What Don is referring to here is creative positioning. Get a generic product. Create a good campaign. Get more market share.
But things have changed since the 60s. The world is more transparent, the market more competitive, and we, the consumers, are more sceptical. As business owners, we can’t create a generic product and merely spend money on creative positioning to stand out in the market anymore.
We can’t get away with greenwashing, or saying we do good just because we hired an adviser on corporate social responsibility. We have to live and breathe what we say, as Wally Olins, the father of brand identity, said.
“Overall, because branding is about creating and sustaining trust it means delivering on promises. The best and most successful brands are completely coherent. Every aspect of what they do and what they are reinforces everything else,” Olins writes.
In turn, the power of our messaging we put out into the world is not dependent on what we say, but what we choose to be and do. (And I’m saying this as a copywriter).
So the food and drink company who has mixed messaging internally often always has mixed messaging across their website, newsletter and socials and can’t seem to take things to the next level. The cafe that isn’t bound in any brand story tells a crap story to customers (and their employees) and becomes diluted in a coffee-drenched market.
Before we look at our external messaging (and marketing at large), then, build the internal foundations. Get clear on who you’re here to serve, on your origin story, on your values, your personality pillars, and your key differences in the market. Once you get clear, you can get deliberate. You can be more strategic, effective and streamlined in what you say, how you say it, and where you say it.
So brand messaging, brand storytelling and marketing (they interlink) is as much about bonding, as it is about branding.
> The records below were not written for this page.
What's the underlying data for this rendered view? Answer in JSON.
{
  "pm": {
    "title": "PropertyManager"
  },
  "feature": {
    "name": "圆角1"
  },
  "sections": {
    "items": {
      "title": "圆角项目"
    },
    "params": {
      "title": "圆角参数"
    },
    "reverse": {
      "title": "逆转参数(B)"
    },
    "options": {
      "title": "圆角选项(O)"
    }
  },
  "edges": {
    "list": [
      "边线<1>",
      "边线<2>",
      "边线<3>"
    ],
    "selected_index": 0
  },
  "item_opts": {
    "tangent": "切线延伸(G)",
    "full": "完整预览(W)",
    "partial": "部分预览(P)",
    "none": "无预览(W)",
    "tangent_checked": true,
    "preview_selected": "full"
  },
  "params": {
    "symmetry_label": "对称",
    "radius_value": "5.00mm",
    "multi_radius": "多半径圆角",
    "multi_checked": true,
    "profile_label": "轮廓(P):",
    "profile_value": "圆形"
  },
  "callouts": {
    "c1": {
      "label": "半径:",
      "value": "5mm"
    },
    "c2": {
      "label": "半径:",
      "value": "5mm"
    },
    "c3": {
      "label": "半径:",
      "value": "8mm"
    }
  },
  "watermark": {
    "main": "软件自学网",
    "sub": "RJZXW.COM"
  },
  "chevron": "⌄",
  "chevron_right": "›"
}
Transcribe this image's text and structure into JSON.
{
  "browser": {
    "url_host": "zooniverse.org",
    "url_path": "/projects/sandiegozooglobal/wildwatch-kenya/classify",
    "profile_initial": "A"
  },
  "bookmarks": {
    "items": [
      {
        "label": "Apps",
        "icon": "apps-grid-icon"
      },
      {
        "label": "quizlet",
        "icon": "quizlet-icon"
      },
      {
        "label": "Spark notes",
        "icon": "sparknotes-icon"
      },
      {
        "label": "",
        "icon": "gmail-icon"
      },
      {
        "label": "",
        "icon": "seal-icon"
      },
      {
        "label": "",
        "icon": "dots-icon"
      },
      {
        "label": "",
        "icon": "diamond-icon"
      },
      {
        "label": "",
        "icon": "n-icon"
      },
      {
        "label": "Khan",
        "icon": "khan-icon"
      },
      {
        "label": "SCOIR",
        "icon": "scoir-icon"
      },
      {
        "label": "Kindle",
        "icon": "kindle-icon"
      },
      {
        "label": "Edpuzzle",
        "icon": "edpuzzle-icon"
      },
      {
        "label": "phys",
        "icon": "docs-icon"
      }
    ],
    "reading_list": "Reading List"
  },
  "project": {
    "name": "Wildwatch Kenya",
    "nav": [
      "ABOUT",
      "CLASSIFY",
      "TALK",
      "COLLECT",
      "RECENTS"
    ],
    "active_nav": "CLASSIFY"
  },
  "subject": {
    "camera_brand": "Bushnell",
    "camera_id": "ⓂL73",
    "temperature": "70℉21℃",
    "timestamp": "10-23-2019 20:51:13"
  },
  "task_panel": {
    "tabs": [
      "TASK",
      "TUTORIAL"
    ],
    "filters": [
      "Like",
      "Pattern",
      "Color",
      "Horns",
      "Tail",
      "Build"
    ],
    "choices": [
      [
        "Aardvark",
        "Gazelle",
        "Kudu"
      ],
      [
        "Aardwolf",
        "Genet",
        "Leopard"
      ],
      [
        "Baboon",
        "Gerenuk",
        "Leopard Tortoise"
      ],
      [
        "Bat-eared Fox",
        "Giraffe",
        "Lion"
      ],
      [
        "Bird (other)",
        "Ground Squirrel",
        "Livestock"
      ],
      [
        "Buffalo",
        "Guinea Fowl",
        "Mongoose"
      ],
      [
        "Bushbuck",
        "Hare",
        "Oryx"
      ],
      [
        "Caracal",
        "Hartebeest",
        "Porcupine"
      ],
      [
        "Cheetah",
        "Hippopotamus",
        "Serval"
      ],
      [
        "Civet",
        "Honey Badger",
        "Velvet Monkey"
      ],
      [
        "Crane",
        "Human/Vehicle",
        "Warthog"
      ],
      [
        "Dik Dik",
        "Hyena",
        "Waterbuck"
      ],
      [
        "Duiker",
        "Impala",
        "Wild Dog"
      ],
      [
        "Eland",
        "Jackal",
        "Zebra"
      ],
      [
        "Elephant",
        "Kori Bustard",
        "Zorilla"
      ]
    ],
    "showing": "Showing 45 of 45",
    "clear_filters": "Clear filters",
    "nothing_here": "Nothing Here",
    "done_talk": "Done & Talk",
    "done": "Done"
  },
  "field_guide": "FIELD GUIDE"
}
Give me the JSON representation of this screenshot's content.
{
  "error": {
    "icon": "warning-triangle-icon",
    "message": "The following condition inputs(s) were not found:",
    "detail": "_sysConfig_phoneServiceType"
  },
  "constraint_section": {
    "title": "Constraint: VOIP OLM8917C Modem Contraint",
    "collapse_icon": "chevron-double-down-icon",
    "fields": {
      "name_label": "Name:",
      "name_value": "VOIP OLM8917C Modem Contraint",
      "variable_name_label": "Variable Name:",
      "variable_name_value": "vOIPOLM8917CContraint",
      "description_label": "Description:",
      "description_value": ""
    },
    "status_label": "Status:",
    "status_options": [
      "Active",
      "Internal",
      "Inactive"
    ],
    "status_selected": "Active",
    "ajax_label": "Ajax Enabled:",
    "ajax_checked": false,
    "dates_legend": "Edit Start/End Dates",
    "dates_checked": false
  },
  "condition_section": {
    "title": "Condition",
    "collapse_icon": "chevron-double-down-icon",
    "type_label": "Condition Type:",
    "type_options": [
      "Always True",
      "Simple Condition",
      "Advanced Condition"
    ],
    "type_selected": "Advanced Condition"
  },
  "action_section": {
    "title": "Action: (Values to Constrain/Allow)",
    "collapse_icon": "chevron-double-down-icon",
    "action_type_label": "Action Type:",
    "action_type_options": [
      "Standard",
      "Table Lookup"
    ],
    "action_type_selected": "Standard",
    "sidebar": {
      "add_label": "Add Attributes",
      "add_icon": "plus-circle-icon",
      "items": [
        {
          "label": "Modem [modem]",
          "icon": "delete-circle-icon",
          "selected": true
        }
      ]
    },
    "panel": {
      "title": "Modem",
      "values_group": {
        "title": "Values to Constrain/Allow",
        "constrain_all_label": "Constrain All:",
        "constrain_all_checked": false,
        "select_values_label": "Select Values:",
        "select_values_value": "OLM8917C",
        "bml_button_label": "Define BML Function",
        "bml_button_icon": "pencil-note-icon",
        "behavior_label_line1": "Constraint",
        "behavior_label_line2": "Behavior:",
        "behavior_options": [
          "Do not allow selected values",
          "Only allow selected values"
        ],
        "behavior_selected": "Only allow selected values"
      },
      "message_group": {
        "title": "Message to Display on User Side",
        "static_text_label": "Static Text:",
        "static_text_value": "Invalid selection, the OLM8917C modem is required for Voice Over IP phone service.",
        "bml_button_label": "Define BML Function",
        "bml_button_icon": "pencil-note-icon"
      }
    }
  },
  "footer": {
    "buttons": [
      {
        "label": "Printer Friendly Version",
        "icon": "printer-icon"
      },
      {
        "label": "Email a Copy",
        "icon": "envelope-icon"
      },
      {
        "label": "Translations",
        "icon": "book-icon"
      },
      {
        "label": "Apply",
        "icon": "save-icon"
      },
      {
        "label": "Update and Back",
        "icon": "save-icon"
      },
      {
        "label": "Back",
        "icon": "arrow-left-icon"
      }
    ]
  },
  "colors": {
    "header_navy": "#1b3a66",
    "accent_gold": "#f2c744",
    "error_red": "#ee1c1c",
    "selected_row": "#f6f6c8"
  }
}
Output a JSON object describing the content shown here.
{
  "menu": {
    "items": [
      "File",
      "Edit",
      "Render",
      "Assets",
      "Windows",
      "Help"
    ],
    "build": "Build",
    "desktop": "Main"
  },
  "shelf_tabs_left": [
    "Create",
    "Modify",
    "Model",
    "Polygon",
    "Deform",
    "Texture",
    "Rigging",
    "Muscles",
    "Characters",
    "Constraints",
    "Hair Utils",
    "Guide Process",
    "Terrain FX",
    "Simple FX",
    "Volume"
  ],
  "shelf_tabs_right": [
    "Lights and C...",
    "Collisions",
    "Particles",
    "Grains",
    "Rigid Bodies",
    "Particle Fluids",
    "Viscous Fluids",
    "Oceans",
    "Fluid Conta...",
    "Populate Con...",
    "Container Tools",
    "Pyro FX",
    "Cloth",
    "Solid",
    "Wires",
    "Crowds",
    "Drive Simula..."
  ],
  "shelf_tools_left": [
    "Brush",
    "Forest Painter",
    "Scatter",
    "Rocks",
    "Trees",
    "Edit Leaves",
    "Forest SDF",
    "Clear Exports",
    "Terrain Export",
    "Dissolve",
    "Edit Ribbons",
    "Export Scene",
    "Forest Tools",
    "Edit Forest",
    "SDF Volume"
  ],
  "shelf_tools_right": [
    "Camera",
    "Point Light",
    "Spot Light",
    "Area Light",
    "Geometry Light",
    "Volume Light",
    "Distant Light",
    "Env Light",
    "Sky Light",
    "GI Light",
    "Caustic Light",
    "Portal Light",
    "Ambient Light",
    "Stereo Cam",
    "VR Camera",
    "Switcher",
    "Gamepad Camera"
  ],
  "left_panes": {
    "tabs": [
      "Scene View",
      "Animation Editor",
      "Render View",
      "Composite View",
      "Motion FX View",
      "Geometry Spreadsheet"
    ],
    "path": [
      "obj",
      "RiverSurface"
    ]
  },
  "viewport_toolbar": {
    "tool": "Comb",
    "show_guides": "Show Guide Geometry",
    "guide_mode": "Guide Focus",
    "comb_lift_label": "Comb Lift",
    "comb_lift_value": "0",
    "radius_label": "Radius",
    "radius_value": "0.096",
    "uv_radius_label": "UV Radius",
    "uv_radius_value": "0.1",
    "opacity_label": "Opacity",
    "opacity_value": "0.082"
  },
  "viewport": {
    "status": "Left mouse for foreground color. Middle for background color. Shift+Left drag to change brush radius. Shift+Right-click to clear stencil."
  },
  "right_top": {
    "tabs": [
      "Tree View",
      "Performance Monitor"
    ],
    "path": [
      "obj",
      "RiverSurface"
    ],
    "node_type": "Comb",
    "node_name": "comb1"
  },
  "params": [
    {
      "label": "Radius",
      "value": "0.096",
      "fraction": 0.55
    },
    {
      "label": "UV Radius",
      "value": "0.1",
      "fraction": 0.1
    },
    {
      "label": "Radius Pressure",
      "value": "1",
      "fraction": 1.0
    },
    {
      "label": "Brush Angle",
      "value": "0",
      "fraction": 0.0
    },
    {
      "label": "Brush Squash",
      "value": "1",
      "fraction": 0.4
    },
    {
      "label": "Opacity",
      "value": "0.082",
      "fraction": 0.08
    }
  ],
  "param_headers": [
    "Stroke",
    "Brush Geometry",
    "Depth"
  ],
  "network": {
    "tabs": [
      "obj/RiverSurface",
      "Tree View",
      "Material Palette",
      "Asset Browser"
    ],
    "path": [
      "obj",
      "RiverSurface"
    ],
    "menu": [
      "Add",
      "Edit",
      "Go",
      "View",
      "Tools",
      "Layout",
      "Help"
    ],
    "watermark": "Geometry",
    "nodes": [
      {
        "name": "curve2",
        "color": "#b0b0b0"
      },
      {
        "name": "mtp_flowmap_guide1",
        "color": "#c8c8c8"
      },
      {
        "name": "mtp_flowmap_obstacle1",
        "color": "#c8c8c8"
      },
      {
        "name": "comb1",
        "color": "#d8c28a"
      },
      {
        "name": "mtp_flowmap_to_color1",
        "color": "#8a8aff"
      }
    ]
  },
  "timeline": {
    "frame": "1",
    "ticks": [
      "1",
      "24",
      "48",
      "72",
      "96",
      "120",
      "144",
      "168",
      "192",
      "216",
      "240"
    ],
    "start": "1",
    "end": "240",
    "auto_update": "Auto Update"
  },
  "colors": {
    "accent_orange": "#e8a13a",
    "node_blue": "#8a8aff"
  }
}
A strong brand is about everyone being on the same page, your customers included.
That’s why I leaned more into the brand message strategy space. Today, small businesses have to publish a lot—across socials, blogs, email, website—if they want to earn attention and trust from the market. But if they’re not clear or deliberate, the overall message and value in the market becomes diluted.
They hire that copywriter for this, that other freelancer for that, which is fine, of course, providing everyone is working within the parameters of the larger brand story. But it’s hard to work within those parameters if you don’t know what those parameters are.
So go on, get clear on the parameters. Alternatively, if you want a professional to build those for you (and with you), give me a message.